Larry Sanders

Long with many tools.
Now, dangerous shot-blocker.
Leaves us wanting more.

Sanders minutes fluctuated, presumably with his attention to detail.  There were time when we’d see Sanders catch a tongue lashing while on the court from Coach Skiles and times in which he was pulled, instructed and re-inserted immediately.  It was a learning season for him.  But he seemed to be getting better all the time.  He’s always willing to taken an open 18-foot jump shot, the next steps for him are making those more often and building an attack move off of that.  If he can take those two steps in cohesion before next season, there may be a lot of minutes available for him.  He’s already a premier shot-blocker.

Brian Skinner

Always good soldier
Two games, no attempts.
Still, had a cool beard.

Skinner hung around Milwaukee and got a job when the team was a little thin up front.  He drives a huge Hummer and looked capable during the pre-season.  Seems unlikely he’ll ever have a regular NBA job again though.

Garrett Temple

Had chance, mixed results.
Bright guy, quick learner. Had flaws.
Errant shot. Could stick.

Temple seemed to get it while he was out there.  He just couldn’t get his shots to fall with much regularity while with the Bucks.  That was a problem for him wherever he was in the NBA this season.  He shot less than 30% on the year, that’s not going to cut it for a fringe player who looks like he’ll be makings his bones on defense.  That’s all well and good, but even the best defenders must be below average offensive players.  Not completely abysmal offensive players.

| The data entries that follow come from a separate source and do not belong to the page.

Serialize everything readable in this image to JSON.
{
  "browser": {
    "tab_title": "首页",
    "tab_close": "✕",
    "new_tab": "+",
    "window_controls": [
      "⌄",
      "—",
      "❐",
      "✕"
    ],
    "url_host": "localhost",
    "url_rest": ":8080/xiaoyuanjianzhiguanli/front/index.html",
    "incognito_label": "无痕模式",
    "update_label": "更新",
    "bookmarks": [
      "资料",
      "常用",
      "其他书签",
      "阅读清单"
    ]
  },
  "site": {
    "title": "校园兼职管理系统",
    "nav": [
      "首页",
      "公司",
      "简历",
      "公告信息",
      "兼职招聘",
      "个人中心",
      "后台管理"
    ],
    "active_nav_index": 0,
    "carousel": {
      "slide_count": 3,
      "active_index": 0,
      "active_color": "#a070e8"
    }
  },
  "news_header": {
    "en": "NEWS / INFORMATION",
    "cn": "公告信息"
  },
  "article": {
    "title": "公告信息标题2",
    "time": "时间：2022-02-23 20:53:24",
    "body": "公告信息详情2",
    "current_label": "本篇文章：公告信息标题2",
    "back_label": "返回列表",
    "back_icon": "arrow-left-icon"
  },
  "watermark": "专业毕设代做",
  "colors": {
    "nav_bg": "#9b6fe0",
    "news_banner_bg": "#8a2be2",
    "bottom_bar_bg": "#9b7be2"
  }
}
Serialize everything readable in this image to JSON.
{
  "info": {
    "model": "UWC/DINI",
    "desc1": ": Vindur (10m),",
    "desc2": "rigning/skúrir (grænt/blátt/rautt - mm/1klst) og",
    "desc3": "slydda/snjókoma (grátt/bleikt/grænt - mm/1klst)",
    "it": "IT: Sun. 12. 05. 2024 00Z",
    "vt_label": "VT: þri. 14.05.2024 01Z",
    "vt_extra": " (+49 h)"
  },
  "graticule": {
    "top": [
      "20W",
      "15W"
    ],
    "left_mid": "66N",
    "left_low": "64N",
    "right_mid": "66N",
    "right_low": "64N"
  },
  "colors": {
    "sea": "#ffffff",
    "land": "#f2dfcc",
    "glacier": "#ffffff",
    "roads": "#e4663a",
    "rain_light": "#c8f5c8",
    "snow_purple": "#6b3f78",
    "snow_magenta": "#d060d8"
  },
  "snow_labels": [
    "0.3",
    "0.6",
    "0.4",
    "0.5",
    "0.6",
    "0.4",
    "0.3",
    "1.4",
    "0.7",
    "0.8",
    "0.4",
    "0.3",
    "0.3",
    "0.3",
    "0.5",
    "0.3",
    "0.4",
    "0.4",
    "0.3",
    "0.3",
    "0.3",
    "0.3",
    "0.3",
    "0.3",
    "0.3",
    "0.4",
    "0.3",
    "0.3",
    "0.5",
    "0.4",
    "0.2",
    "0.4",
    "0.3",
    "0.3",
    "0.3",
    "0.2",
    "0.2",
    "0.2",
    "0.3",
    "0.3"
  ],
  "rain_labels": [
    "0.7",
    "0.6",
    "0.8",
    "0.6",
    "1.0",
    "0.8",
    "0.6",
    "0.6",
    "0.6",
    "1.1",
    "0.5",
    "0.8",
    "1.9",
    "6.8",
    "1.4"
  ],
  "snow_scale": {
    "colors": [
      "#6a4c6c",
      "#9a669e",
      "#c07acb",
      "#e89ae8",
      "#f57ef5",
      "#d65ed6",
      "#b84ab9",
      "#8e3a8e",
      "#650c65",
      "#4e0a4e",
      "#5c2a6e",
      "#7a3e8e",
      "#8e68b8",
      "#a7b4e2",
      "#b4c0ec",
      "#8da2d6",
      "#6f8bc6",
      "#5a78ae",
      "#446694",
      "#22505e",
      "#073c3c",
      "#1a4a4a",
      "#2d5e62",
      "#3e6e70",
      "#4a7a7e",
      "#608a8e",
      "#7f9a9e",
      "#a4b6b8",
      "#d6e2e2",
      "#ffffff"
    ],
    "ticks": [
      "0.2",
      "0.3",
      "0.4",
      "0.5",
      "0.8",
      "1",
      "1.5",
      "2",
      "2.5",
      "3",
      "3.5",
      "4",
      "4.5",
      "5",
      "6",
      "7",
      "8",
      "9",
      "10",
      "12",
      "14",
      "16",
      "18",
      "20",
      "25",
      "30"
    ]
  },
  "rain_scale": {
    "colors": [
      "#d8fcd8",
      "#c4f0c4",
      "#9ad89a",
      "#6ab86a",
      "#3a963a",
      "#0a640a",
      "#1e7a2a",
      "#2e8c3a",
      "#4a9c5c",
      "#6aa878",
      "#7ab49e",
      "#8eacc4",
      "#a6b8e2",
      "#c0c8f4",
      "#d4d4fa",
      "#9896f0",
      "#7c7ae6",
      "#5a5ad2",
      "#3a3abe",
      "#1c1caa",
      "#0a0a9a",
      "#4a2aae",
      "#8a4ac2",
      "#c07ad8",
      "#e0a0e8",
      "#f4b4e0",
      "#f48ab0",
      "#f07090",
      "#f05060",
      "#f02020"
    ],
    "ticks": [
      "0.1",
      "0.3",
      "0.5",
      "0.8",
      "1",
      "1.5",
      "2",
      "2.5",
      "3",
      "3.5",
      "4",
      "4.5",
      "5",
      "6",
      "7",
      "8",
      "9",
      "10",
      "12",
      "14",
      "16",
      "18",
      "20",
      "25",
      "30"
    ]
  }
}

Jeremy Schmidt writes the Milwaukee Bucks blog Bucksketball.com. Follow him on Twitter. Become a fan on Facebook (right sidebar).

I watch the Milwaukee Bucks often and write about what I see…

3 Comments

  1. Looking forward to see Jennings’ further development. He is a tough, well-focused player, but lets his youth get the best of him too often. He keeps trying to turn into Allen Iverson while Coach Skiles wants him to be like himself or someone like Jason Kidd. If management wants to continue to build around Jennings and Bogut, Jennings needs to go that “Kidd” route.

  2. @Ted
    The problem is, first, AI is seriously overpaid, we already have several guys with bad contracts that we’ll be eating for 4 more years. Next, AI took a step back this season, especially with all of the injuries. Third, who do we trade for him that Philadelphia will want? The conversation will start with Bogut and Jennings, and without one of those two guys, no deal for the Sixers. Fourth, we already have a logjam of players at the SG and SF spots.

    I say give this core one more year together. If they don’t make the playoffs, it will be time to blow it up and probably keep just Bogut unless Jennings has a great year. If they both take a step back, feel free to trade them away.